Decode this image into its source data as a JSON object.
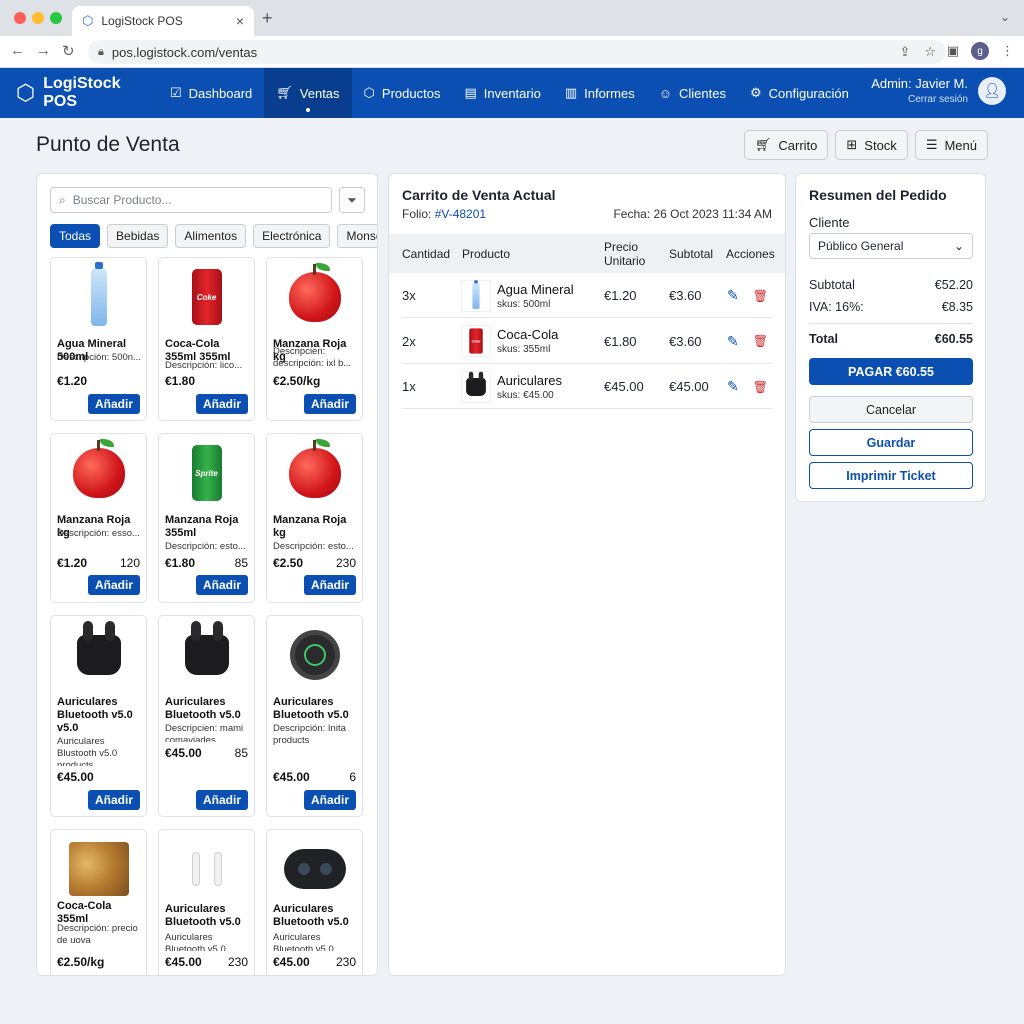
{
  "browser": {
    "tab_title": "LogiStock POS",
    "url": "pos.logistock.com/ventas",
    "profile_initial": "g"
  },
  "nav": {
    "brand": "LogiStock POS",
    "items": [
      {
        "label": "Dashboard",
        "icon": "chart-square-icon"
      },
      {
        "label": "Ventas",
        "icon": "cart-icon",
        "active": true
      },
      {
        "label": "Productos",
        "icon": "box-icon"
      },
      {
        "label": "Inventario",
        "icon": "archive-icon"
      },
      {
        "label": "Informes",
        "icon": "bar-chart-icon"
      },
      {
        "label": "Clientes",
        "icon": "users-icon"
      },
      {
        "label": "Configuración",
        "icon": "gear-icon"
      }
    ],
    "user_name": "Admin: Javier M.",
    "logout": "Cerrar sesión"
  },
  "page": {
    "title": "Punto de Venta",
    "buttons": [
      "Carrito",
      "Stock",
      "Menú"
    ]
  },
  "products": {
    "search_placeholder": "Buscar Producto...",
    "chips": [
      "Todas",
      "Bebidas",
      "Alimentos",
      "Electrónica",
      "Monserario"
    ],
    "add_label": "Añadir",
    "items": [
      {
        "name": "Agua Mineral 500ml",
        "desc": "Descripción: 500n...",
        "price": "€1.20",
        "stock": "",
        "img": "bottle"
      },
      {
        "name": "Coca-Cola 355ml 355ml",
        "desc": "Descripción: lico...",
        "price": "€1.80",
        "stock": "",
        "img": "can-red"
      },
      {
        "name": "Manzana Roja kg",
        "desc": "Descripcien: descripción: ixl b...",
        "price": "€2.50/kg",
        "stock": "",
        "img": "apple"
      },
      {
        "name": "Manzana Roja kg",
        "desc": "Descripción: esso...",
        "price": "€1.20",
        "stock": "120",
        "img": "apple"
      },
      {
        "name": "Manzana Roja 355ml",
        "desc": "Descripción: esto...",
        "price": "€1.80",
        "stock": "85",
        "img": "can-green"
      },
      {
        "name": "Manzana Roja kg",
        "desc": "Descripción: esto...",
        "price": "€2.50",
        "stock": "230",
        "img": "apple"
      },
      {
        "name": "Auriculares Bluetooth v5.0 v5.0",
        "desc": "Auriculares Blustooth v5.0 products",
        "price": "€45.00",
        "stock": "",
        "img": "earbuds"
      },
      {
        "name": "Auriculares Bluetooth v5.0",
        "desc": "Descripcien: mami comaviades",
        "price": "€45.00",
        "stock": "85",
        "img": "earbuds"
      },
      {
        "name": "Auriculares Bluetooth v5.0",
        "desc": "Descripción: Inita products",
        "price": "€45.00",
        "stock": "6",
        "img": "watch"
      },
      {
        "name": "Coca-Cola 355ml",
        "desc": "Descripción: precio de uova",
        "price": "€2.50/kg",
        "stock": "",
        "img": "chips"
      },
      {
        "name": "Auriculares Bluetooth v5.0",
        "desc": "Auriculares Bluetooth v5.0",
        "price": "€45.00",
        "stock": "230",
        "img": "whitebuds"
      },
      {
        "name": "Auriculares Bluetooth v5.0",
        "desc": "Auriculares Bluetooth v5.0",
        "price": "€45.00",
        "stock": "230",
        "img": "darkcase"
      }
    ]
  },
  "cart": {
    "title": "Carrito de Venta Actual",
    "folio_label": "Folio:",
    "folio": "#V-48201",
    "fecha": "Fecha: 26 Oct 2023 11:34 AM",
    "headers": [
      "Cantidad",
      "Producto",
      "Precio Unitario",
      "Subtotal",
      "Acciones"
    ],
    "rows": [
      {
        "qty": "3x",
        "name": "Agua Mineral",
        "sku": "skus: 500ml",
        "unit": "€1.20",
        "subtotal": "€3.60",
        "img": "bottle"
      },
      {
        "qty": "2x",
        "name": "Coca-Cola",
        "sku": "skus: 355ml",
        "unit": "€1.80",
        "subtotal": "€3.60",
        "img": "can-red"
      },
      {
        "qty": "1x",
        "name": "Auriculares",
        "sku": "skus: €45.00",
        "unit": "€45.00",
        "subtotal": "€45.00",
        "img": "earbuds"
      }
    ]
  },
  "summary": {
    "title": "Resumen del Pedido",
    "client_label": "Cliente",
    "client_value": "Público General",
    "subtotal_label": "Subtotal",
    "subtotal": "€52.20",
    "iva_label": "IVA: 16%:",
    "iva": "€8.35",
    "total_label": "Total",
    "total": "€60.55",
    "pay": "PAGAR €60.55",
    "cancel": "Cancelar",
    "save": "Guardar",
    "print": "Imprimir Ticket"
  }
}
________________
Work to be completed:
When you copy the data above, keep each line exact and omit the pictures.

Problem solution:
Decode this image into its source data as a JSON object.
{
  "browser": {
    "tab_title": "LogiStock POS",
    "url": "pos.logistock.com/ventas",
    "profile_initial": "g"
  },
  "nav": {
    "brand": "LogiStock POS",
    "items": [
      {
        "label": "Dashboard",
        "icon": "chart-square-icon"
      },
      {
        "label": "Ventas",
        "icon": "cart-icon",
        "active": true
      },
      {
        "label": "Productos",
        "icon": "box-icon"
      },
      {
        "label": "Inventario",
        "icon": "archive-icon"
      },
      {
        "label": "Informes",
        "icon": "bar-chart-icon"
      },
      {
        "label": "Clientes",
        "icon": "users-icon"
      },
      {
        "label": "Configuración",
        "icon": "gear-icon"
      }
    ],
    "user_name": "Admin: Javier M.",
    "logout": "Cerrar sesión"
  },
  "page": {
    "title": "Punto de Venta",
    "buttons": [
      "Carrito",
      "Stock",
      "Menú"
    ]
  },
  "products": {
    "search_placeholder": "Buscar Producto...",
    "chips": [
      "Todas",
      "Bebidas",
      "Alimentos",
      "Electrónica",
      "Monserario"
    ],
    "add_label": "Añadir",
    "items": [
      {
        "name": "Agua Mineral 500ml",
        "desc": "Descripción: 500n...",
        "price": "€1.20",
        "stock": "",
        "img": "bottle"
      },
      {
        "name": "Coca-Cola 355ml 355ml",
        "desc": "Descripción: lico...",
        "price": "€1.80",
        "stock": "",
        "img": "can-red"
      },
      {
        "name": "Manzana Roja kg",
        "desc": "Descripcien: descripción: ixl b...",
        "price": "€2.50/kg",
        "stock": "",
        "img": "apple"
      },
      {
        "name": "Manzana Roja kg",
        "desc": "Descripción: esso...",
        "price": "€1.20",
        "stock": "120",
        "img": "apple"
      },
      {
        "name": "Manzana Roja 355ml",
        "desc": "Descripción: esto...",
        "price": "€1.80",
        "stock": "85",
        "img": "can-green"
      },
      {
        "name": "Manzana Roja kg",
        "desc": "Descripción: esto...",
        "price": "€2.50",
        "stock": "230",
        "img": "apple"
      },
      {
        "name": "Auriculares Bluetooth v5.0 v5.0",
        "desc": "Auriculares Blustooth v5.0 products",
        "price": "€45.00",
        "stock": "",
        "img": "earbuds"
      },
      {
        "name": "Auriculares Bluetooth v5.0",
        "desc": "Descripcien: mami comaviades",
        "price": "€45.00",
        "stock": "85",
        "img": "earbuds"
      },
      {
        "name": "Auriculares Bluetooth v5.0",
        "desc": "Descripción: Inita products",
        "price": "€45.00",
        "stock": "6",
        "img": "watch"
      },
      {
        "name": "Coca-Cola 355ml",
        "desc": "Descripción: precio de uova",
        "price": "€2.50/kg",
        "stock": "",
        "img": "chips"
      },
      {
        "name": "Auriculares Bluetooth v5.0",
        "desc": "Auriculares Bluetooth v5.0",
        "price": "€45.00",
        "stock": "230",
        "img": "whitebuds"
      },
      {
        "name": "Auriculares Bluetooth v5.0",
        "desc": "Auriculares Bluetooth v5.0",
        "price": "€45.00",
        "stock": "230",
        "img": "darkcase"
      }
    ]
  },
  "cart": {
    "title": "Carrito de Venta Actual",
    "folio_label": "Folio:",
    "folio": "#V-48201",
    "fecha": "Fecha: 26 Oct 2023 11:34 AM",
    "headers": [
      "Cantidad",
      "Producto",
      "Precio Unitario",
      "Subtotal",
      "Acciones"
    ],
    "rows": [
      {
        "qty": "3x",
        "name": "Agua Mineral",
        "sku": "skus: 500ml",
        "unit": "€1.20",
        "subtotal": "€3.60",
        "img": "bottle"
      },
      {
        "qty": "2x",
        "name": "Coca-Cola",
        "sku": "skus: 355ml",
        "unit": "€1.80",
        "subtotal": "€3.60",
        "img": "can-red"
      },
      {
        "qty": "1x",
        "name": "Auriculares",
        "sku": "skus: €45.00",
        "unit": "€45.00",
        "subtotal": "€45.00",
        "img": "earbuds"
      }
    ]
  },
  "summary": {
    "title": "Resumen del Pedido",
    "client_label": "Cliente",
    "client_value": "Público General",
    "subtotal_label": "Subtotal",
    "subtotal": "€52.20",
    "iva_label": "IVA: 16%:",
    "iva": "€8.35",
    "total_label": "Total",
    "total": "€60.55",
    "pay": "PAGAR €60.55",
    "cancel": "Cancelar",
    "save": "Guardar",
    "print": "Imprimir Ticket"
  }
}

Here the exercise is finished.